Having accomplished more in a mere year’s time than some other bands only hope for in their entire career, Hudson Valley, New York natives Thieves and Villains are determined to extend their fight against complacency and continue making major moves. This July, the indie pop aficionados will release their full length debut Movement…and the rest, as they say, will be history.
Having met each other through the forever-challenging New York music scene, the members of Thieves and Villains were joined together in early 2007 not only by fate, but also by a shared goal of writing heartfelt, timeless music. Lead vocalist/guitarist Sergio Otaegui found a musical soulmate in guitarist/vocalist Chris Pennings. The two are matched perfectly by Jimmi Kane on Drums and Justin Speca on bass. Having an a average age of 20-years-old, fans and critics alike are continuously amazed by the fluidity of their songs and their mature, yet delightfully entertaining pop sensibility. The name Thieves and Villains was chosen not because they are inherently bad people. In fact, quite the opposite is true. “We never want to do anything sketchy to get ahead in life. We called our collective band “thieves” and “villains,” so that in “real life” we actually wouldn’t have to be,” says vocalist Sergio Otaegui.

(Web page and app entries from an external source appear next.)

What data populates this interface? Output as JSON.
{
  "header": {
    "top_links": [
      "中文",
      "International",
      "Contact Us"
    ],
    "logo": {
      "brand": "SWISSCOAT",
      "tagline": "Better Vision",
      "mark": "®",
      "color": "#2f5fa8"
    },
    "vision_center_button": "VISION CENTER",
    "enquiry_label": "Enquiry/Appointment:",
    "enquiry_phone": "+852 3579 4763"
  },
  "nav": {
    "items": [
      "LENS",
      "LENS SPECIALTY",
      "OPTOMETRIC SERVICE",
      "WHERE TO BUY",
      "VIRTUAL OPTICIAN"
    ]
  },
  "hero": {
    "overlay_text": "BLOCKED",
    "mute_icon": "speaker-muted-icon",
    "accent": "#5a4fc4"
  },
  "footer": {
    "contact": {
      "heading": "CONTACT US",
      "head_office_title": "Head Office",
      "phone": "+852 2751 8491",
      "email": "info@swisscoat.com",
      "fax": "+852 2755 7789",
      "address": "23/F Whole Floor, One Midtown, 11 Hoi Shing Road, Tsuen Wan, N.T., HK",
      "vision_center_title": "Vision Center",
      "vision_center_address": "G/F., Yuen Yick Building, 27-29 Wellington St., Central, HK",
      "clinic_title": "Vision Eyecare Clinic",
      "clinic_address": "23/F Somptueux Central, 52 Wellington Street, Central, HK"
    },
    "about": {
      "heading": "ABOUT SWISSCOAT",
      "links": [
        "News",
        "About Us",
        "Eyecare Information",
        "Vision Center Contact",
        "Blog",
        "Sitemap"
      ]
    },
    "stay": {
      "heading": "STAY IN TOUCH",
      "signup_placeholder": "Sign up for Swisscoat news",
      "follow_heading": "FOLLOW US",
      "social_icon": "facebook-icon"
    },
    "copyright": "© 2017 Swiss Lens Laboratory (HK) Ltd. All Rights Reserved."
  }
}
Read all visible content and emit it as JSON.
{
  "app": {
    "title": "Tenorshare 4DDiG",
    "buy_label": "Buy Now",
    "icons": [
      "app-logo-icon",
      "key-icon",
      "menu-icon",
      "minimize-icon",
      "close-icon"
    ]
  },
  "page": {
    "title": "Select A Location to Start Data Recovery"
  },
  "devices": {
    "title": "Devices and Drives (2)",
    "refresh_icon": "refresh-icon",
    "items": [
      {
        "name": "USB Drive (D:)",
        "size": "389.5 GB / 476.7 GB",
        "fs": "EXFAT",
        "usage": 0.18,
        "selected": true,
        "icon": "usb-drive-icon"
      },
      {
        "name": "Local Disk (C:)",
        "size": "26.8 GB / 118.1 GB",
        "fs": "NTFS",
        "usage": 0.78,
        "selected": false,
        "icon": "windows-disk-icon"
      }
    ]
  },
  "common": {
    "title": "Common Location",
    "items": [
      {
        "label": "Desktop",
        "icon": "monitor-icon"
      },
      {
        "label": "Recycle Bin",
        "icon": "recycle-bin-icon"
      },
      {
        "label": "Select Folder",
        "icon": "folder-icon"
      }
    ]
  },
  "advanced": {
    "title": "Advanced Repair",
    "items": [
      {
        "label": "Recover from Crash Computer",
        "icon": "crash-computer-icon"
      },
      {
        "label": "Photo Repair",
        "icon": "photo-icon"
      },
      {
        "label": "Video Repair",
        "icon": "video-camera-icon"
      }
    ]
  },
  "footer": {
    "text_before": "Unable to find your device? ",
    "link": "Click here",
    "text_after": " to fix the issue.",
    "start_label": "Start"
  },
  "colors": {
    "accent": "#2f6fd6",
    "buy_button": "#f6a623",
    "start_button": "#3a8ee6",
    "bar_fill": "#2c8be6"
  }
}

Thieves and Villains realized that their talents could only take them so far and knew that it was time to roll up their proverbial sleeves and get to work. And work they did. In less than a year, the band began attracting national attention. Sharing the stage with such acts as The Hush Sound, Mayday Parade, Between the Trees and more, they booked two full U.S. tours without the help of a booking agent, perfected their live show with several east coast runs, appeared on 3 weeks of the 2007 Vans Warped Tour, and all the while kept growing, writing and adapting. Victory Records took notice in late 2007 and offered them a contract in February 2008. In order to create the masterpiece that is Movement, the band moved into a lake house in upstate New York during April 2008. The setting (and the daily soundtrack of universally agreed-upon inspiring, yet diverse artists ranging from Third Eye Blind to Kanye West to Explosions in the Sky to Stevie Wonder and more) allowed them to maximize their already impeccable creativity and impressive work ethic. The result? A record worthy of skipping out on a much dreaded “genre label.” “We feel that once people hear this record, they will have a hard time pigeon-holing us to any one genre,” noted Otaegui. We just aimed to write heartfelt songs with honest lyrics, interesting music and enjoyable melodies.”
Produced by Paul Leavitt (All Time Low, Senses Fail, Circa Survive), Movement documents what the band describes as the “best and worst” time of its life. The album was given its moniker because every track addresses the endearing concept of growth and making valuable contributions to the world on both a personal and mass level.
As Sergio notes: “This record is OUR contribution to the world, it’s OUR movement, and we hope that it helps inspire others to create theirs.”